Does Iceland have mosquitoes?

Does Iceland have mosquitoes?

Leah BIlquist Leah BIlquist
12. Jul 2022 (Updated: 2. Aug 2022) ∼ 4 min. read

You’re spending the day enjoying a long summer hike that you’ve been dying to complete. When all of a sudden you hear a buzzing bug around your ear. You whisk it out of the way and continue on. Five minutes later an itchy bump appears on your neck. You realize you have another hiking buddy along your side, the pesky mosquito. These little bugs are downright annoying and can ruin a whole day. Whether you are camping, hiking, or just relaxing outdoors, they always seem to find you in the summer. Luckily, they are not found in all countries. So, is Iceland home to these little buggers?

No! Iceland does not have mosquitos.

It is actually a very rare award, and Iceland is one of the only places in the world that do not have them. Nobody knows exactly why they don’t live here. It is said that the three big freezes throughout the year make it difficult for the mosquitoes to breed. This would normally happen at lakes or large bodies of water with warmer temperatures. There are warm conditions that are required for breeding and Iceland is not the place that has that. What makes this so bizarre is mosquitoes breed in other cold-weather countries, similar to Iceland. Such as Alaska, Canada, Greenland, Norway, and Russia. Antarctica is reportedly the only other place in the world that also does not have mosquitoes. 

What is a mosquito?

A Mosquito is a small flying insect. There are over 3,500 different kinds of mosquitos too.  Most of them bite people or animals, but some do not bite at all. Mosquito bites are downright inconvenient but did you know they can also be dangerous? They can transmit serious diseases and viruses. Inclduing Zika and West Nile Virus. This happens when a mosquito bites you and then bites another person. When they do bite, they suck the blood from a person and then again in the next person. The female mosquitoes do this for reproduction, as they need the protein in the blood to develop eggs. 

Mosquito Tasmania on skin

So do they have any purpose other than to mess up your day for their own reproduction? They do. Similar to butterflies, mosquitoes transfer pollen from flower to flower when they feed on their nectar. This fertilizes the plants, which then form seeds for reproduction. So long story short, they are responsible for some of those beautiful wildflowers you see out in nature. 

Iceland dodged a bullet by not having mosquitos.

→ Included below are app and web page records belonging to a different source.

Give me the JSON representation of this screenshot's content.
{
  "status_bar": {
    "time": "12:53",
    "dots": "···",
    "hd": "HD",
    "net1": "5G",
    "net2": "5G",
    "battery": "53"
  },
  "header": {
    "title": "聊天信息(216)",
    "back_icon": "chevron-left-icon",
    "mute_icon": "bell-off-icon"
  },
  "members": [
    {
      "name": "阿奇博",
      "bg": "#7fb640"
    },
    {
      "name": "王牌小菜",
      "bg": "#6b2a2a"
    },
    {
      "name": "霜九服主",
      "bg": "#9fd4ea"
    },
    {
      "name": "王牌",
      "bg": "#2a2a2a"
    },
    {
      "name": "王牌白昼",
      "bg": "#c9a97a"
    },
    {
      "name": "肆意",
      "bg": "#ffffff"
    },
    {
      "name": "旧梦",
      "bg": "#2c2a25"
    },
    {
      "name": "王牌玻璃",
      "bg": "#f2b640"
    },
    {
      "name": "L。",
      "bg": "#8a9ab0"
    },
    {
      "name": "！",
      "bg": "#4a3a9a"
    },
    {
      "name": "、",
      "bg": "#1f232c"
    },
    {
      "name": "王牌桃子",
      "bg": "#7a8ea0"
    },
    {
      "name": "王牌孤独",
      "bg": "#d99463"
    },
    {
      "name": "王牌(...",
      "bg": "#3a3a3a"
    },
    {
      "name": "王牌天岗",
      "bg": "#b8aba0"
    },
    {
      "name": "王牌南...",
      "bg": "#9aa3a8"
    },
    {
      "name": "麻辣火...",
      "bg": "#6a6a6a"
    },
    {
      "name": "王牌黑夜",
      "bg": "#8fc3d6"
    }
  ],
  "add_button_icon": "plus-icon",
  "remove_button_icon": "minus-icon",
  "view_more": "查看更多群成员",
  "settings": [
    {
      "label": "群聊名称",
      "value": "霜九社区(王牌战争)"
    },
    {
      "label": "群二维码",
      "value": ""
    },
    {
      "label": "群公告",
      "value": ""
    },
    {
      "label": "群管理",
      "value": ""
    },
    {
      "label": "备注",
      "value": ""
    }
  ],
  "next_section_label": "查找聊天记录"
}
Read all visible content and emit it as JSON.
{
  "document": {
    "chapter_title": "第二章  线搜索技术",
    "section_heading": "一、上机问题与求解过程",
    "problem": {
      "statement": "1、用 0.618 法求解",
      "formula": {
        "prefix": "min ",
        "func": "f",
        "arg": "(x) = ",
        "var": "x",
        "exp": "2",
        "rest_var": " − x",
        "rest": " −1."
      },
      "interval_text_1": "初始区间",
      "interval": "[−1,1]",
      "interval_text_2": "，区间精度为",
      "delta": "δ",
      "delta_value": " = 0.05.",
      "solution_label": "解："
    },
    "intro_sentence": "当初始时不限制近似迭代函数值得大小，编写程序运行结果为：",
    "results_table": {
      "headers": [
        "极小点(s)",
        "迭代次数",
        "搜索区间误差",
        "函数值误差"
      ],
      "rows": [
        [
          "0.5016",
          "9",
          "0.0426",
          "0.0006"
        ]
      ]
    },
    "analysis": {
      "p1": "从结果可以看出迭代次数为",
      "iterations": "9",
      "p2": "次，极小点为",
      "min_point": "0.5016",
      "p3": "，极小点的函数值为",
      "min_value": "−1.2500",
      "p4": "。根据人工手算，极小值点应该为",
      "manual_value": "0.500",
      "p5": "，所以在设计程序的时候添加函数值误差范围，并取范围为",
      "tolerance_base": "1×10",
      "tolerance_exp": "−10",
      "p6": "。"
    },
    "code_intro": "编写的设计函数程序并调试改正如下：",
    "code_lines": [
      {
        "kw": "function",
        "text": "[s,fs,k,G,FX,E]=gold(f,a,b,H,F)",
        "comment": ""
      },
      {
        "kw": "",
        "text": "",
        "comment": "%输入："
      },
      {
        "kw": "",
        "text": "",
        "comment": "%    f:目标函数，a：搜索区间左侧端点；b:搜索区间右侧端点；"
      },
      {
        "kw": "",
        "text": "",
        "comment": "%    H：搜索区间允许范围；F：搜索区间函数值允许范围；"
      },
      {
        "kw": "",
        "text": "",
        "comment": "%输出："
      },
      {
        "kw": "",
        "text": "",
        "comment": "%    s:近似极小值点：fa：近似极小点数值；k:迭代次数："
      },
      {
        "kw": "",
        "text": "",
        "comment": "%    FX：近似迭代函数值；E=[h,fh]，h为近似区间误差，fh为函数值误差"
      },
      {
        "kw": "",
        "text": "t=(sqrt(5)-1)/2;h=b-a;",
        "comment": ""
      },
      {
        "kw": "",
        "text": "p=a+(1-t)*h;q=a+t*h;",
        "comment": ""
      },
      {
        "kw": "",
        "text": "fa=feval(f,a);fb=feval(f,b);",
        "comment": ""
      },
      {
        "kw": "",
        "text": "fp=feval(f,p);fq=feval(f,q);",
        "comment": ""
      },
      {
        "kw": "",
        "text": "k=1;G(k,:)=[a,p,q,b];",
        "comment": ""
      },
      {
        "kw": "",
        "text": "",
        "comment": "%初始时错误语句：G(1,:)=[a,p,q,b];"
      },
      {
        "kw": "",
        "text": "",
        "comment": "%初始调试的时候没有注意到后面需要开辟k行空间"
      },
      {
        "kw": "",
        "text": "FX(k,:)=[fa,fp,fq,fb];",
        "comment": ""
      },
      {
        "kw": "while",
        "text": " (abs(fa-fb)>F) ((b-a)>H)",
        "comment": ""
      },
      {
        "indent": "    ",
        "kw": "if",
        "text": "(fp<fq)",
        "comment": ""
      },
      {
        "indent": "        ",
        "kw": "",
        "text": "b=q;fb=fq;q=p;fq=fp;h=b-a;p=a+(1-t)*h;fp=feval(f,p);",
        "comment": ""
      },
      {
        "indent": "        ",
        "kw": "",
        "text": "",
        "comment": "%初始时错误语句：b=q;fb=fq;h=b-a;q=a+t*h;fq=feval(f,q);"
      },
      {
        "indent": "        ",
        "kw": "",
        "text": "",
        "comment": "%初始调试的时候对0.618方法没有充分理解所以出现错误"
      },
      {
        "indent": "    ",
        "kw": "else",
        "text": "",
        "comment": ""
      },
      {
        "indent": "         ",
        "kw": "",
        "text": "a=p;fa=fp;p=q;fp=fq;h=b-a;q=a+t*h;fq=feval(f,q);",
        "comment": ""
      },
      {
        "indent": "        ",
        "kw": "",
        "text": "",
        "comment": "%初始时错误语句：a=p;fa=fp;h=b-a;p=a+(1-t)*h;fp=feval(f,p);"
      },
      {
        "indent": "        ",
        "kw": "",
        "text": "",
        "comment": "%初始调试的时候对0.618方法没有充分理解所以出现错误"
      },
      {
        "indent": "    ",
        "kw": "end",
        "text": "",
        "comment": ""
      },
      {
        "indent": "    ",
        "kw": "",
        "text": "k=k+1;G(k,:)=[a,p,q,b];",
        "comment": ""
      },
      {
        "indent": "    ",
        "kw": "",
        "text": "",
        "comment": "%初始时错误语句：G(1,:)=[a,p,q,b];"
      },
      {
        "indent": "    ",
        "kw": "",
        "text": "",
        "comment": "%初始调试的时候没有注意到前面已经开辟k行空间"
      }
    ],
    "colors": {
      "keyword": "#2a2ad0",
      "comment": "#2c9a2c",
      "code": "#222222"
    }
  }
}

But what countries have the most mosquitos? Brazil, Thailand, Indonesia, and the Philippines seem to be the front runners in this category. This is due to their warmer climates. Los Angeles and New York City also have a high number of mosquitoes as well. So keep in mind that cities are at the same risk as some more remote areas.  

mosquitoes in iceland

Are you dealing with mosquitoes right now and dreaming about Iceland? Well, you should definitely book that plane ticket you’ve been putting off first. But, in the meantime, we will give you some tips and tricks on how to get these little guys to leave you alone. Back in the 1940s lemon eucalyptus oil was used as a natural repellent. Other natural scents that they do not enjoy are lavender, cinnamon oil, thyme oil, and tea tree oil. Citronella oil is a popular repellant that can be found in candles and sprays. You can also just go with a strong bug spray that you can purchase online. Always be prepared with one of these repellents before spending a summer day by the water.

Iceland having no mosquitoes is just another reason to add it to your summer bucket list. Enjoy the majestic waterfalls, lakes, and the best hot springs in Iceland, without paying the price of endless mosquito bites appearing in the morning. We will let the warmer countries deal with that instead.

woman enjoying waterfall in iceland with no mosquitoes

The article was written by: Leah BIlquist.